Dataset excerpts
• • •
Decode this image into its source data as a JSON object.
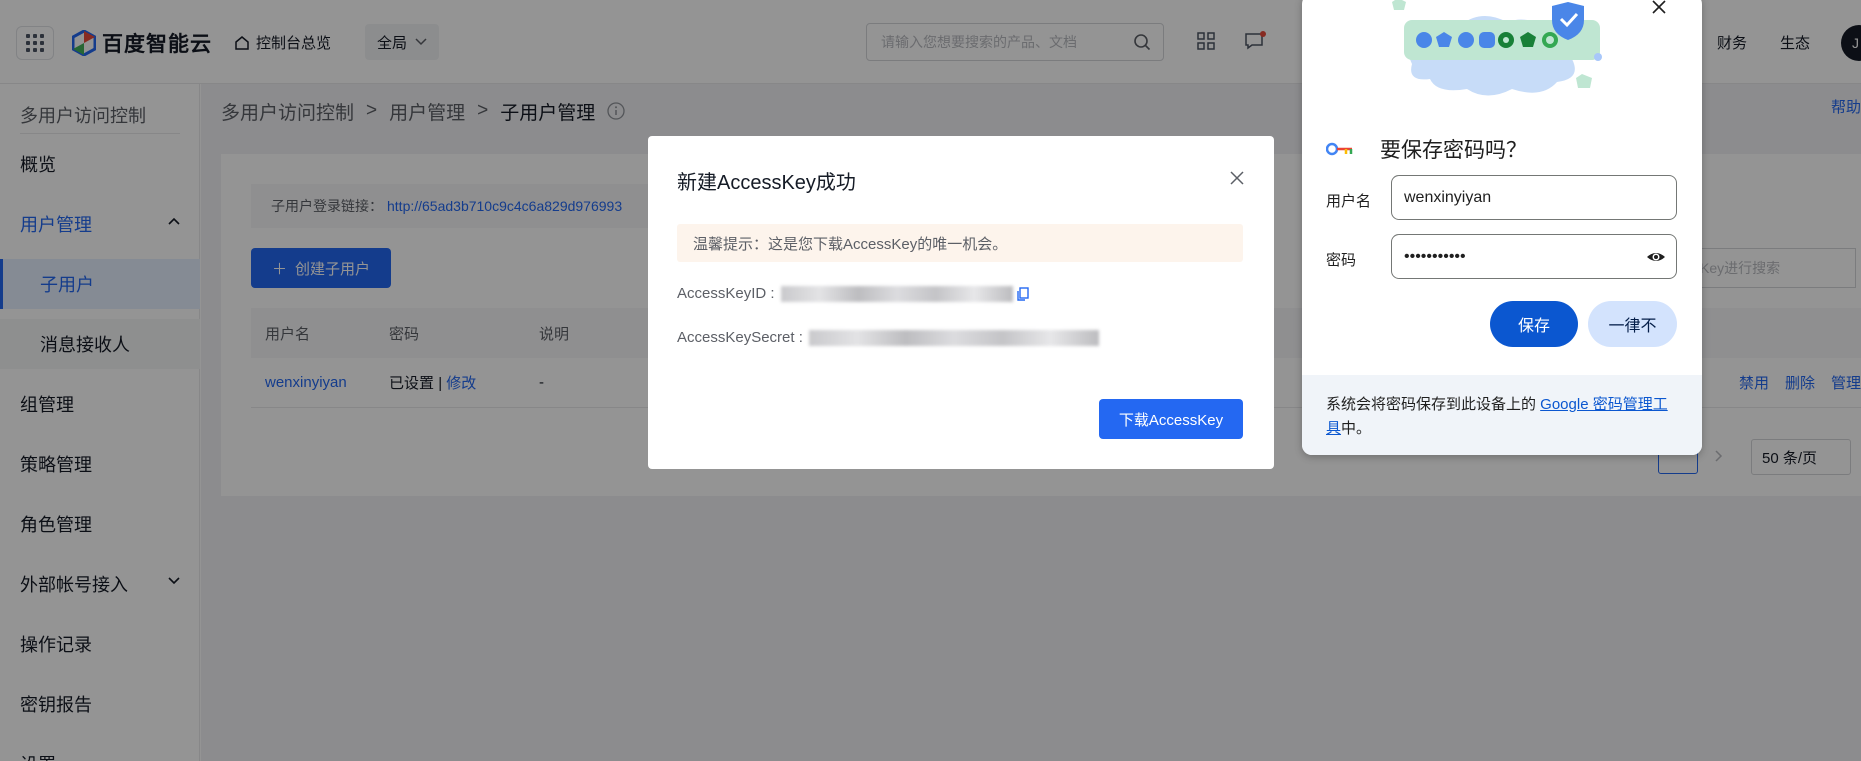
{
  "header": {
    "brand": "百度智能云",
    "home_label": "控制台总览",
    "scope_label": "全局",
    "search_placeholder": "请输入您想要搜索的产品、文档",
    "finance_label": "财务",
    "ecosystem_label": "生态",
    "avatar_initial": "J"
  },
  "sidebar": {
    "title": "多用户访问控制",
    "items": [
      {
        "label": "概览"
      },
      {
        "label": "用户管理"
      },
      {
        "label": "子用户"
      },
      {
        "label": "消息接收人"
      },
      {
        "label": "组管理"
      },
      {
        "label": "策略管理"
      },
      {
        "label": "角色管理"
      },
      {
        "label": "外部帐号接入"
      },
      {
        "label": "操作记录"
      },
      {
        "label": "密钥报告"
      },
      {
        "label": "设置"
      }
    ]
  },
  "breadcrumb": [
    "多用户访问控制",
    "用户管理",
    "子用户管理"
  ],
  "help_label": "帮助",
  "page": {
    "login_label": "子用户登录链接：",
    "login_url": "http://65ad3b710c9c4c6a829d976993",
    "create_button": "创建子用户",
    "search_placeholder": "sKey进行搜索",
    "columns": [
      "用户名",
      "密码",
      "说明"
    ],
    "row": {
      "username": "wenxinyiyan",
      "password_status": "已设置",
      "separator": "|",
      "modify": "修改",
      "description": "-",
      "actions": [
        "禁用",
        "删除",
        "管理"
      ]
    },
    "page_size": "50 条/页"
  },
  "modal": {
    "title": "新建AccessKey成功",
    "tip": "温馨提示：这是您下载AccessKey的唯一机会。",
    "ak_label": "AccessKeyID :",
    "sk_label": "AccessKeySecret :",
    "download_button": "下载AccessKey"
  },
  "password_prompt": {
    "title": "要保存密码吗？",
    "username_label": "用户名",
    "username_value": "wenxinyiyan",
    "password_label": "密码",
    "password_value": "•••••••••••",
    "save_button": "保存",
    "never_button": "一律不",
    "footer_prefix": "系统会将密码保存到此设备上的 ",
    "footer_link": "Google 密码管理工具",
    "footer_suffix": "中。"
  },
  "colors": {
    "primary": "#2468f2",
    "google_blue": "#0b57d0",
    "tip_bg": "#fdf4ec"
  }
}
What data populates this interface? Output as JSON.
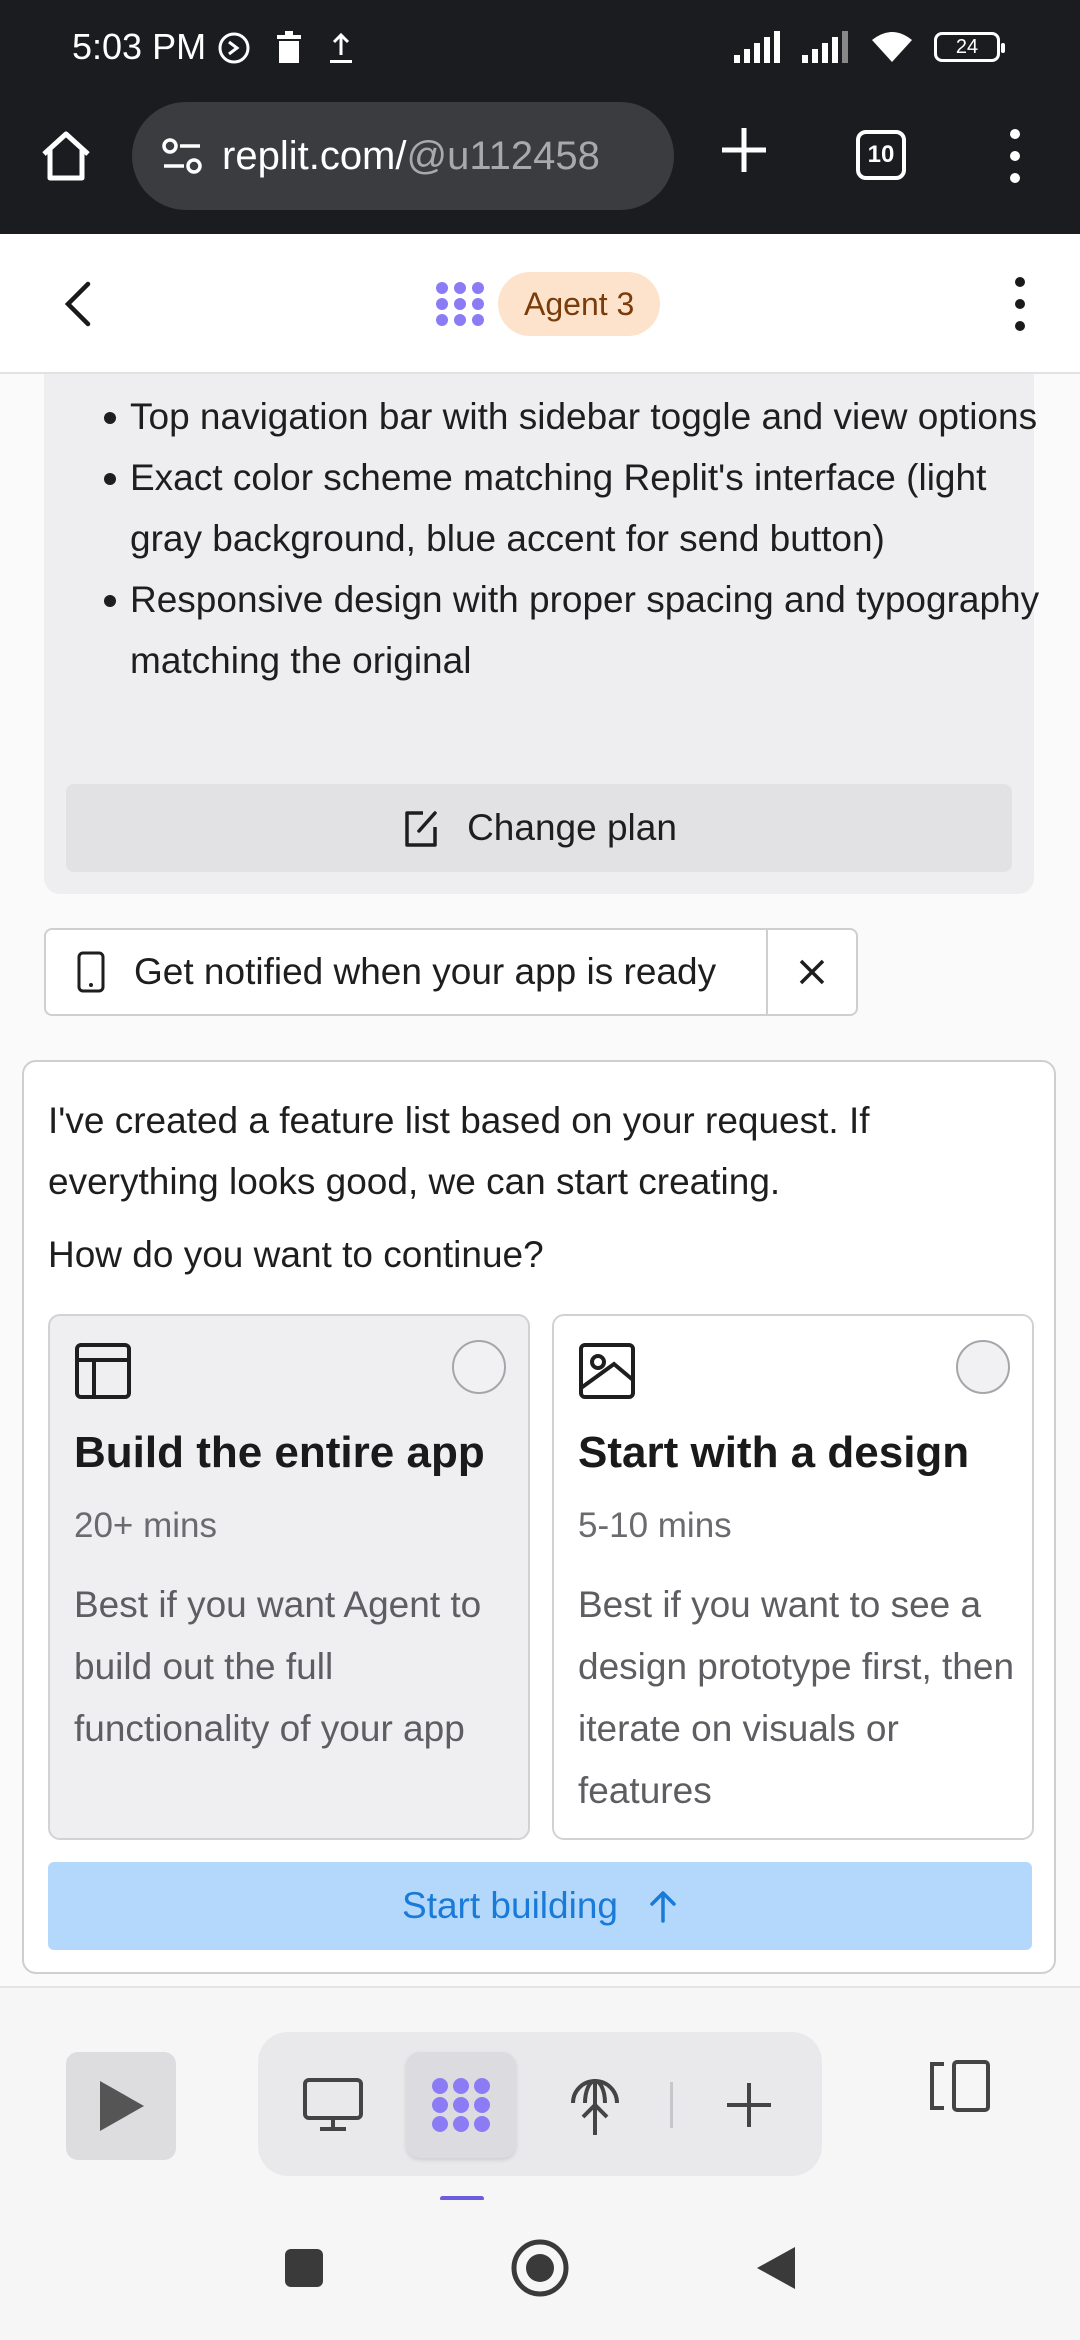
{
  "status_bar": {
    "time": "5:03 PM",
    "battery": "24",
    "icons": [
      "whatsapp-icon",
      "trash-icon",
      "upload-icon",
      "signal-icon",
      "signal-icon",
      "wifi-icon",
      "battery-icon"
    ]
  },
  "browser": {
    "url_host": "replit.com/",
    "url_path": "@u112458",
    "tab_count": "10"
  },
  "header": {
    "agent_badge": "Agent 3",
    "accent": "#8b7cf6"
  },
  "plan": {
    "items": [
      "Top navigation bar with sidebar toggle and view options",
      "Exact color scheme matching Replit's interface (light gray background, blue accent for send button)",
      "Responsive design with proper spacing and typography matching the original"
    ],
    "change_plan_label": "Change plan"
  },
  "notify": {
    "text": "Get notified when your app is ready"
  },
  "question": {
    "message": "I've created a feature list based on your request. If everything looks good, we can start creating.",
    "ask": "How do you want to continue?",
    "options": [
      {
        "title": "Build the entire app",
        "time": "20+ mins",
        "description": "Best if you want Agent to build out the full functionality of your app",
        "icon": "layout-icon"
      },
      {
        "title": "Start with a design",
        "time": "5-10 mins",
        "description": "Best if you want to see a design prototype first, then iterate on visuals or features",
        "icon": "image-icon"
      }
    ],
    "start_label": "Start building",
    "start_color": "#b3d8fb"
  }
}
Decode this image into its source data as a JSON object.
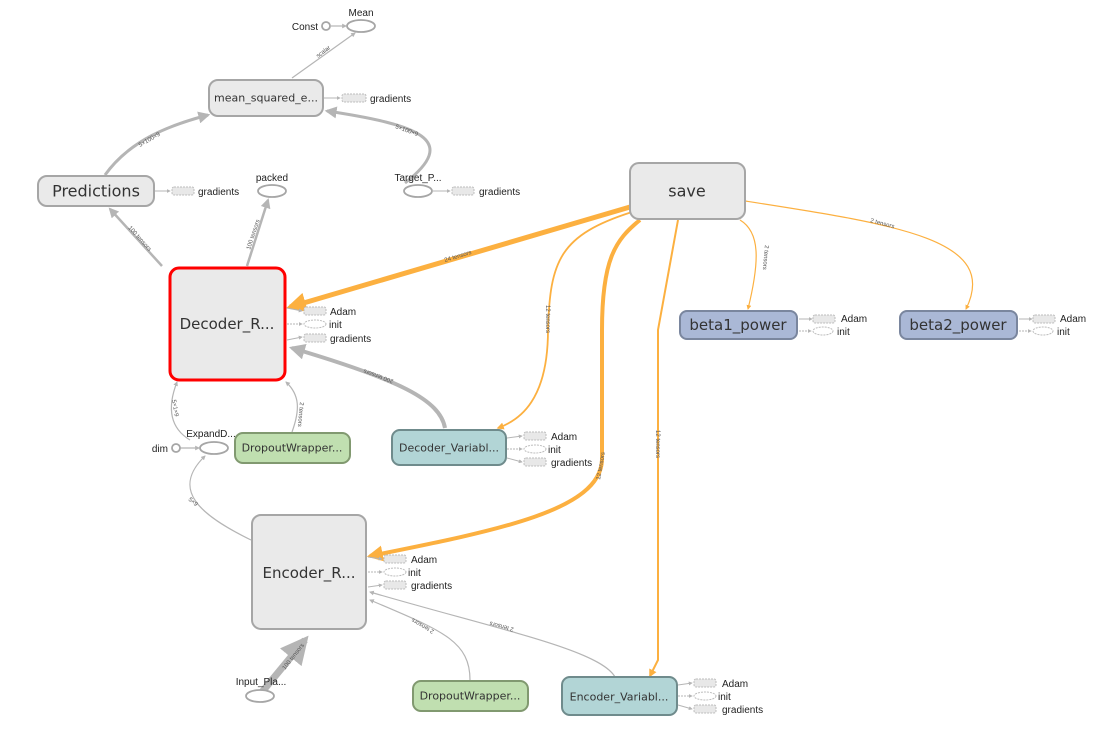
{
  "nodes": {
    "mean": "Mean",
    "const": "Const",
    "mse": "mean_squared_e...",
    "predictions": "Predictions",
    "packed": "packed",
    "target": "Target_P...",
    "save": "save",
    "decoder_r": "Decoder_R...",
    "beta1": "beta1_power",
    "beta2": "beta2_power",
    "decoder_var": "Decoder_Variabl...",
    "dropout_top": "DropoutWrapper...",
    "expand": "ExpandD...",
    "dim": "dim",
    "encoder_r": "Encoder_R...",
    "dropout_bottom": "DropoutWrapper...",
    "encoder_var": "Encoder_Variabl...",
    "input": "Input_Pla..."
  },
  "aux": {
    "adam": "Adam",
    "init": "init",
    "gradients": "gradients"
  },
  "edges": {
    "mse_mean": "scalar",
    "pred_mse": "5×100×9",
    "target_mse": "5×100×9",
    "dec_pred": "100 tensors",
    "dec_packed": "100 tensors",
    "save_dec": "24 tensors",
    "save_decvar": "12 tensors",
    "save_enc": "12 tensors",
    "save_encvar": "12 tensors",
    "save_beta1": "2 tensors",
    "save_beta2": "2 tensors",
    "decvar_dec": "200 tensors",
    "expand_dec": "5×1×9",
    "drop_dec": "2 tensors",
    "enc_expand": "5×9",
    "input_enc": "100 tensors",
    "drop_enc": "2 tensors",
    "encvar_enc": "2 tensors"
  },
  "colors": {
    "selected": "#ff0000",
    "save_edge": "#fcb040",
    "edge": "#b5b5b5",
    "variable": "#b2d5d6",
    "dropout": "#c0dfb0",
    "beta": "#aab8d6"
  }
}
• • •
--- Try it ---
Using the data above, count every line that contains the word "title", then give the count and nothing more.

--- Answer below ---
5